Former Sex Worker Loses De-facto Claim
Since 2009 the Family Law Act has given the Family or Federal Circuit Court the power to adjust the property interests of people who were in a de facto relationship when that relationship breaks down.
But first an applicant to the Court must establish that they were living in a de facto relationship.
Generally the Court recognises a de facto relationship as one where parties who are not legally married to each other or related by family are living together as a couple on a genuine domestic basis for a period of two years. Indices include the duration of the relationship, common residence, financial dependence or inter dependence, ownership, use and acquisition of property, mutual commitment to a shared life, care and support of children, sexual relationships and the reputation and public aspects of the relationship.
Each case must be considered on its own circumstances.
In a recent interesting case, an applicant who had been a sex worker claimed a de facto relationship existed with a former client and that an adjustment of property interests was required.
The applicant met the respondent when he was one of her clients. In the course of their encounters they became friends and after some time the respondent was no longer required to pay for sex.
They went on holidays together and the applicant eventually gave up her job as a sex worker. Some years later the applicant started spending two to five nights a week with the respondent at his residence. However the parties did not share an economic life and at no stage had a joint bank account or jointly acquired property. The respondent met the majority of the expenses.
The Judge was not satisfied that there was a de facto relationship between the parties and dismissed the application. The lack of any financial relationship was a factor on which the Judge placed particular weight.
The Judge commented that even if he had found that there was a de facto relationship, he would not have made an order altering their property interests because the power to adjust property interests requires the Court to be satisfied that there are cogent reasons such as a party to the relationship making financial or non financial contributions.
In this case there was no financial interdependence, no children of the relationship and the Judge was not satisfied that the applicant had been adversely affected financially in any way by the relationship.
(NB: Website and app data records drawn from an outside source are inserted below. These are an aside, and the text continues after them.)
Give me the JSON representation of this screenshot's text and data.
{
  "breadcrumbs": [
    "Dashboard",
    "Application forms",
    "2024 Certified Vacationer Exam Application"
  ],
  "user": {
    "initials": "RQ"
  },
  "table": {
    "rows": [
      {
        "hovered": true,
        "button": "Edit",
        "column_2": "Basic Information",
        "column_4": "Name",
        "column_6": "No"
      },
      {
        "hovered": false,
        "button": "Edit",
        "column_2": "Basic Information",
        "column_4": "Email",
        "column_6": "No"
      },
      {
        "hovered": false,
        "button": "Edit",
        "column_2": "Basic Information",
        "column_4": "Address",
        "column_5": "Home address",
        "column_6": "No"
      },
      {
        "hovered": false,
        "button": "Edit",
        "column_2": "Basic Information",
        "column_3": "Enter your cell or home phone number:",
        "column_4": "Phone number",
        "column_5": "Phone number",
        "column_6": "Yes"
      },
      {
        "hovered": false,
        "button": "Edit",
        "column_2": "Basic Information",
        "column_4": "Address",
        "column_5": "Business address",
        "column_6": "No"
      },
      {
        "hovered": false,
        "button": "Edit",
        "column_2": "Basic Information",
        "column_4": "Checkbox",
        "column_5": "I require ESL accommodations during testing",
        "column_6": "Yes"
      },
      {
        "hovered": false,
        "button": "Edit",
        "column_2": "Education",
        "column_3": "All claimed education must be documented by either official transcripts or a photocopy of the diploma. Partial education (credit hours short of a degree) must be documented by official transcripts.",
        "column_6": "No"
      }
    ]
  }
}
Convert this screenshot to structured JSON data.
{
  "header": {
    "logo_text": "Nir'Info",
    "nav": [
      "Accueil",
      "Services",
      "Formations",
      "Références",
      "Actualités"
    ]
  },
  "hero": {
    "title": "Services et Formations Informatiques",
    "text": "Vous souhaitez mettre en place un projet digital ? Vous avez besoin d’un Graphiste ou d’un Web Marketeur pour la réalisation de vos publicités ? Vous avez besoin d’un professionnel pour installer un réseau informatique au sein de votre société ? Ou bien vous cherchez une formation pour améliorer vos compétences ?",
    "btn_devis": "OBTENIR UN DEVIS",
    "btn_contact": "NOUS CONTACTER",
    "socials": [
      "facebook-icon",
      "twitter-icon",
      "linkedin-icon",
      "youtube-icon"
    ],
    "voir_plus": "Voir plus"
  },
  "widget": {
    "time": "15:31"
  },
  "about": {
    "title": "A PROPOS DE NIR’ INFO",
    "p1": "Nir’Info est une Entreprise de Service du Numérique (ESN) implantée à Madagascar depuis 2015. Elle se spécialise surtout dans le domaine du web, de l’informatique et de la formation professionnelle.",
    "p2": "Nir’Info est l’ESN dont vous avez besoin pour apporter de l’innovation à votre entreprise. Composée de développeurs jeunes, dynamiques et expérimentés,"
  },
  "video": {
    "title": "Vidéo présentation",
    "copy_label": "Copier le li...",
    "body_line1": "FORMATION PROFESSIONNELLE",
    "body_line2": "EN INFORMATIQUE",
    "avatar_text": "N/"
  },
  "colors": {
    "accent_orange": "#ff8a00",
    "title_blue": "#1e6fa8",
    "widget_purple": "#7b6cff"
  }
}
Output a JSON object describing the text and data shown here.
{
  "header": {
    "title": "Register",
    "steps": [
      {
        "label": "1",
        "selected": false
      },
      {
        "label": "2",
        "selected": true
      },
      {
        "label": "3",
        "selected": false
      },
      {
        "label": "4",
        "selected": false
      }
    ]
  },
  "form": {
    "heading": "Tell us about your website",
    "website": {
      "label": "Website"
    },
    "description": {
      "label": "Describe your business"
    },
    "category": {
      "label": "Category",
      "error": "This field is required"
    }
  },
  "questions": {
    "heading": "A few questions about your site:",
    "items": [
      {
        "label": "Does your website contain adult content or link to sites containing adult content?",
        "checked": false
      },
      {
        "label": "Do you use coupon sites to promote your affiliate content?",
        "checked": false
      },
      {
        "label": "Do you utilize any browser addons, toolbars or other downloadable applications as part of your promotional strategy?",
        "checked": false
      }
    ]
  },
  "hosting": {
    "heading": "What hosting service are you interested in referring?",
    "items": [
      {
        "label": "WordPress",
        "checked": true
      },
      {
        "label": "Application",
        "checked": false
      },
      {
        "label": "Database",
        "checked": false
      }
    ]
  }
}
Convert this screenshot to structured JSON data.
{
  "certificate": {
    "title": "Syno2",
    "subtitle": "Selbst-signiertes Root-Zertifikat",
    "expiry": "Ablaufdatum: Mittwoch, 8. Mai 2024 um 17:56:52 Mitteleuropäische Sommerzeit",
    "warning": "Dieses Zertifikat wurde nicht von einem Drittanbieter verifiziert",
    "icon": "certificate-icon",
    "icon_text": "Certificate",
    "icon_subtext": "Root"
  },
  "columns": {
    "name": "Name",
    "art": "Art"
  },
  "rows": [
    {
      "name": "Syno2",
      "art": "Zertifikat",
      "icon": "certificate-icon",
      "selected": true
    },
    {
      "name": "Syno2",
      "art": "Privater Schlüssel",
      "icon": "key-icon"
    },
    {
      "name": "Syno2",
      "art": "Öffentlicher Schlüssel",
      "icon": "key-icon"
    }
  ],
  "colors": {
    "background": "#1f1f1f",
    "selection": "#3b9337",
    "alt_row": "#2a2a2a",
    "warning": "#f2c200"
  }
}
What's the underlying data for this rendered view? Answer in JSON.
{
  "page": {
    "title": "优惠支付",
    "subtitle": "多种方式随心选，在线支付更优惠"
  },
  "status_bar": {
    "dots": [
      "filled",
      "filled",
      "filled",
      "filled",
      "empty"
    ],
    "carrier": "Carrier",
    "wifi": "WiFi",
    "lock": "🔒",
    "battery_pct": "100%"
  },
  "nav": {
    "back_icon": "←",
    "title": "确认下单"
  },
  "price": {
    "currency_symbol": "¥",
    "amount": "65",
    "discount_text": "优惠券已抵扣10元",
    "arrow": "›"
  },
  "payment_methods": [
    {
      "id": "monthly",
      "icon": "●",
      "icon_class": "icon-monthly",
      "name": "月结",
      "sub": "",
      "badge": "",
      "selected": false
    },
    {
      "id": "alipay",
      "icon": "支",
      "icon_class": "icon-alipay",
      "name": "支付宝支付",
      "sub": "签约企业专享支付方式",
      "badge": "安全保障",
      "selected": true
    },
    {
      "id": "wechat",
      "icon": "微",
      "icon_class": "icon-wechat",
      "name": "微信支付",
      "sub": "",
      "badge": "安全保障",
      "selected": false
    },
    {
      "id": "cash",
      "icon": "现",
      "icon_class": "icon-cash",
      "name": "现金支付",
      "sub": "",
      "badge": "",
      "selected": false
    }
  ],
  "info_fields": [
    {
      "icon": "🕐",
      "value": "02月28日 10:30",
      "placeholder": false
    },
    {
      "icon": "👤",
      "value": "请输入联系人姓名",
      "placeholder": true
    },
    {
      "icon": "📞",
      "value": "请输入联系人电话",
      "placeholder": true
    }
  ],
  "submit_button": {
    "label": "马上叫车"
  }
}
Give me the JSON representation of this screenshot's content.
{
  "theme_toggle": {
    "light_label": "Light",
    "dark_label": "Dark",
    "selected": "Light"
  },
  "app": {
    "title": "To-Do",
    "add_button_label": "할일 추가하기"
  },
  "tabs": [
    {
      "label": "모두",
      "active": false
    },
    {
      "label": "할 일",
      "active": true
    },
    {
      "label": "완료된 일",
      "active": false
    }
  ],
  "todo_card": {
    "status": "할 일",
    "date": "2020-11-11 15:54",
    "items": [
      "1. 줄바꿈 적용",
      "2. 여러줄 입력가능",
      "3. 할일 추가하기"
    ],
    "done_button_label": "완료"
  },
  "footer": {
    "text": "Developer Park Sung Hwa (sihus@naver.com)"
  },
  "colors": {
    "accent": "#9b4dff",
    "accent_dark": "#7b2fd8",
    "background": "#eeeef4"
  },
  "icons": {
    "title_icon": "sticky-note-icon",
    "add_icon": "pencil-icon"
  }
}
If you, your family or friends wish to enquire about a similar circumstance, please email us on our "Ask Us a Question" feature or call (02) 4228 8288 to speak to one of our specialist family lawyers.